If IP ownership is a crucial part of your start-up, you should seek specialist legal advice to understand fully how IP rights arise and should be protected.
Consider restrictive covenants
Restrictive covenants, or post-termination restraints, are designed to protect the employer against competitive activities by former employees for a specified length of time after they leave your business. These provisions are aimed at what happens after the employee leaves and are in addition to any restrictions you have in place during the employment relationship (for example restricting employees from having second jobs or side-hustles if these conflict with the activities of the start-up). There are various types of restrictions with different aims. For example: a non-dealing clause intends to stop a former employee doing business with your customers, clients, prospects or partners, whereas a non-poaching clause intends to stop them from employing or enticing other colleagues away.
Any post-termination restraint that goes further than reasonably necessary to protect a legitimate business interest will be void as a restraint of trade and unenforceable.
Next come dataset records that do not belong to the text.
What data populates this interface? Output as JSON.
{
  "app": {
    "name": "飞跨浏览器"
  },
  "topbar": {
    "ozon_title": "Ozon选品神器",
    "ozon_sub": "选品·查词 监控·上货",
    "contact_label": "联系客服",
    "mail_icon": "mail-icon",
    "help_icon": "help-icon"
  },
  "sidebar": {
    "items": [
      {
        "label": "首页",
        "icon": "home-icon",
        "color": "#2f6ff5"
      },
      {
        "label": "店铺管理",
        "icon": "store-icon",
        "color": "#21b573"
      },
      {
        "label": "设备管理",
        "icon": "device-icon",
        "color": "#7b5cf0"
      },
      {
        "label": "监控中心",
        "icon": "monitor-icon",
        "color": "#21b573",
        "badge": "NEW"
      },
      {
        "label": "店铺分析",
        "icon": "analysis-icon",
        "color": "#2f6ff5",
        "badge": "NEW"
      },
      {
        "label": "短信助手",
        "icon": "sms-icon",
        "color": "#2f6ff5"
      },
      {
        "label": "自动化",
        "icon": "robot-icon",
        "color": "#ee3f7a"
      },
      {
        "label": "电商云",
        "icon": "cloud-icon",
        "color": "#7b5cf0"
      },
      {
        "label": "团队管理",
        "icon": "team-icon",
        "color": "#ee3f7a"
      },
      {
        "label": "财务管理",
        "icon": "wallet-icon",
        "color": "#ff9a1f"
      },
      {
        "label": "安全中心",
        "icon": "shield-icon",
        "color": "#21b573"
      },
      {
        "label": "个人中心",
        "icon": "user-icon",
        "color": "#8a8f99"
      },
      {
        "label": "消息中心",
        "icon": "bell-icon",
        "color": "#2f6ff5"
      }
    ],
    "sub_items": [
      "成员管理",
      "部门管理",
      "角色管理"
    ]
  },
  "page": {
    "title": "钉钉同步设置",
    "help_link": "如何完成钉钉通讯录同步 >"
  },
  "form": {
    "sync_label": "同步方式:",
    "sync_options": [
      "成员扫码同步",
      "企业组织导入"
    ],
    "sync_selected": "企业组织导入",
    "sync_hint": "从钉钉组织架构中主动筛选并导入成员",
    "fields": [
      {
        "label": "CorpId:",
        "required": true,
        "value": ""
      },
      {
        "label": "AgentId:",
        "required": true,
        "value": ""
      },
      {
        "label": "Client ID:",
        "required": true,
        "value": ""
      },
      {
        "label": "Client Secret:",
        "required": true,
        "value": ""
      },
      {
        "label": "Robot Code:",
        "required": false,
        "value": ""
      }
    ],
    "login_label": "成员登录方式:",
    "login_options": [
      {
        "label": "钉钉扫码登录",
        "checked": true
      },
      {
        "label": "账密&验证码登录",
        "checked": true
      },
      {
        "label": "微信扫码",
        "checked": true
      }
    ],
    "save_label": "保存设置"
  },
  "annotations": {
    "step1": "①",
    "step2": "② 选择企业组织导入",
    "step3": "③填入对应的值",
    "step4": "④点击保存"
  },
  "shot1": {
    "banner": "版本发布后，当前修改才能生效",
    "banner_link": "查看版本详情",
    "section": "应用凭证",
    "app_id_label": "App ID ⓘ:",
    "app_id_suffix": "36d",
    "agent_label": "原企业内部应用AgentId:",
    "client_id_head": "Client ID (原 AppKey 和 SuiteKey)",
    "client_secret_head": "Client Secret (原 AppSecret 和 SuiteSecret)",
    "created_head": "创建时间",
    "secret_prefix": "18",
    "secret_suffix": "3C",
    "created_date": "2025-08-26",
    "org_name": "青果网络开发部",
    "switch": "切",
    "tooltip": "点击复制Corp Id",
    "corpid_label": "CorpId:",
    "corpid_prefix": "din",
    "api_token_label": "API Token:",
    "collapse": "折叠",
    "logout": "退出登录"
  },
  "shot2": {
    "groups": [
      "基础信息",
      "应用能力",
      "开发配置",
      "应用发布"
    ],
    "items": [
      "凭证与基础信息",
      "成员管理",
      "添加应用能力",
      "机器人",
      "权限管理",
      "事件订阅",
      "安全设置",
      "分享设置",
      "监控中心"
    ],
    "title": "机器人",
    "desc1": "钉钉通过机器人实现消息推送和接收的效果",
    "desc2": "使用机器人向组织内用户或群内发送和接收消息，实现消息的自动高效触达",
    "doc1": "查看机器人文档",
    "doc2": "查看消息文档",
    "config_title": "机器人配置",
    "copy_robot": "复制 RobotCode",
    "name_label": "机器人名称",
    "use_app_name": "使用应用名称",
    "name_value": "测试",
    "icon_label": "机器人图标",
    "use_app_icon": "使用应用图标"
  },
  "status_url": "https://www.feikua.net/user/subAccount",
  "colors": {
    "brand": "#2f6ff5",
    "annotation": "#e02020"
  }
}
What is reasonable depends on your business and the employee’s specific duties and responsibilities. If you go too far in your attempts to restrain the employee, you can end up with no protection at all. Our top tip, therefore, is to spend some time tailoring the drafting of these clauses to the specific role of the employee in question to give the best possible protection from post-employment competition by former employees.
Look into garden leave
In some situations, where an employee is serving their notice period, you may want them to stay away from work to minimise any potential damage. This enforced period away from work is called “garden leave”. There is no automatic right to place an individual on garden leave so it is advisable to include an express provision in your employment contracts that gives you the discretion to do this.
Be aware, though, that most well-drafted post-termination restraints will have a garden leave off-set which will reduce the duration of any restrictions by the same period of time that an employee has spent on garden leave before their employment ends. So, before deciding to exercise a garden leave clause, you should consider the pros and cons first.
Act quickly in response to any threats
If an employee breaches – or threatens to breach – their duties or restrictive covenants, it is paramount to act quickly to minimise the potential damage to your business and to avoid any argument that you have delayed.
It is possible to apply to the court for an injunction which is an order either restraining the employee from doing certain acts or requiring them to do certain acts. However, you will need to act quickly if you are going to persuade the court to grant an injunction. The success of your application is likely to turn on the evidence, so you will also need to take swift action to investigate and preserve evidence of wrongdoing.